Wildlife Watching at Locust Lake State Park
There are many opportunities to see wildlife, but please observe from a safe distance and do not feed wildlife.
More than 100 species of birds have been identified at Locust Lake, including 16 species of birds of prey. Because of its location in the Appalachian Mountain section of the Ridge and Valley Province, Locust Valley is positioned along the migration route used by many species of birds of prey, including:
Screech owls and great-horned owls are year-round residents.
Natural Resources of the Locust Valley
Tuscarora and Locust Lake state parks are six miles from each other in the Locust Valley. Locust Lake is in the western side of the valley near the headwaters of Locust Creek. After meandering east six miles along Locust Mountain, Locust Creek flows into Tuscarora Lake and eventually to the Schuylkill River.
Surrounded by lands that were strip-mined for coal, Locust Valley is a green oasis of forests and wetlands abounding in wildlife.
A Striking Difference
In contrast to the strip-mined lands surrounding the Locust Valley, Tuscarora and Locust Lake state parks are lush forests, fields, and wetlands.
Although extensively logged in the 1800s, the land is reforested with second and third growth timber. The mixed oak forest contains scattered patches of eastern hemlock, and white pine, but is dominated by northern red oak, chestnut oak, white oak, and other trees like sycamore, yellow birch, red maple, white ash, and tulip poplar.
The diversity of trees supplies food for squirrel, chipmunk, bear, deer, turkey, and grouse, and provides nesting sites and cover for wildlife.
To slow soil erosion, over 110 acres of fields in Tuscarora State Park were planted with Austrian, eastern white, red and pitch pines, Japanese and European larches, Norway and white spruces, and eastern hemlocks.
In 1966, about 50,000 trees of each species were planted. Look for areas where the trees are all in rows and are the same species to find these tree plantations.
A variety of smaller trees and shrubs grow under the large trees and provide food and shelter for wildlife. Ironwood and spicebush are good browse for deer.
Black locust, flowering and silky dogwood, mountain laurel, rhododendron, blueberry, and serviceberry have beautiful flowers and edible fruit and seeds for wildlife.
Ferns, wildflowers, herbs, and grasses on the forest floor provide shelter and runways for smaller animals like mice, chipmunks, snakes, salamanders, and insects. Locust Lake State Park boasts 15 species of ferns and over 240 species of wildflowers.
Both state parks manage several fields for wildlife food and habitat. These meadows support a complex food web of plants, insects, and animals. There are about 134 acres of open fields by the entrance of Tuscarora State Park.
These old fields and upland meadows contain natural herbaceous vegetation and are managed for plant diversity by periodic mowing. Small “islands” in each area are not mowed and allowed to grow. Also, permanent brush fields are maintained for wildlife. These 96 acres are planted with cover or food for wildlife. Some of the shrubs are blueberry, huckleberry, and scrub oak.

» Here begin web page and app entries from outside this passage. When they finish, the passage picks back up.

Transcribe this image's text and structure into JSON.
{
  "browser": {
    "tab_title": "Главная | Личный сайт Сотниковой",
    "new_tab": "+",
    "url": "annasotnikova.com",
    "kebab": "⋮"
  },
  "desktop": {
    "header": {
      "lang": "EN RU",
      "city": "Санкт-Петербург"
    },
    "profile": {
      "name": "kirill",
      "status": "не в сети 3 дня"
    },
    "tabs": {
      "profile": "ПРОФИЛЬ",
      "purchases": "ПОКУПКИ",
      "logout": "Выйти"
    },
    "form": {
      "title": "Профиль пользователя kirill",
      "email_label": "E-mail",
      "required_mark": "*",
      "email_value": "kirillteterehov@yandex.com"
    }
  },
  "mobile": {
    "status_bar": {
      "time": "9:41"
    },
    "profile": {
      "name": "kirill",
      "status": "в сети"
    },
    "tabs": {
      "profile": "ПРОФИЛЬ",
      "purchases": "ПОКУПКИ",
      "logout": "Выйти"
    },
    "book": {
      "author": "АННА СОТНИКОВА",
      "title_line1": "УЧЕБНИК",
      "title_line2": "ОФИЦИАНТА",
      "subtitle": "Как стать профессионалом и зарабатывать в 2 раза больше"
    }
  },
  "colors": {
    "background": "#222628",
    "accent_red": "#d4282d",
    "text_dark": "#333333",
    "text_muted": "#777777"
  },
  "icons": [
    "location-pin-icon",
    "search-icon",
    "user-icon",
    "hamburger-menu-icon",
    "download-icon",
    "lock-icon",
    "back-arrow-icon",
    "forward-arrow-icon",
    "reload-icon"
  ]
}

Thirty-eight acres of Locust Lake by the dam are periodically mowed to prevent natural succession by trees. Wildflowers, tall grasses, and other herbaceous plants provide roots, leaves, nectar, and pollen for a host of meadow-dwelling creatures.
Some species of wildlife inhabiting this area are shrews, moles, meadow voles, meadow mice, butterflies, and moths, and hundreds of other insect species. These insects and small animals attract the carnivores that prey on them like hawks, owls, and foxes.
The edges of Locust Creek and Tuscarora and Locust lakes are riparian areas, a type of wetland. The often-wet soil is inhospitable to many plants, but sphagnum moss, rushes, burreed, skunk cabbage, and cattails can only live in wetlands.
This vegetation is important to the ecosystem of the lake. Plants provide food for fish and wildlife, hiding places for smaller organisms, spawning and nursery areas for fish, and contribute to the dissolved oxygen supply. Aquatic vegetation in the lakes like milifoil, coontail, cattail, and curlyleaf pondweed are homes to insect larvae like dragonflies and mayflies.
Many unique animals depend on wetlands. In and around water at Tuscarora and Locust Lake state parks, you can see pickerel frogs, bullfrogs, red-spotted newts, great blue herons, painted turtles, crayfish, water snakes, and many fish and waterfowl.
Wetlands are not only important to plants and animals, but provide a great service to people. Wetlands slow floods and clean water and are one reason that the water in the Locust Valley is so clean.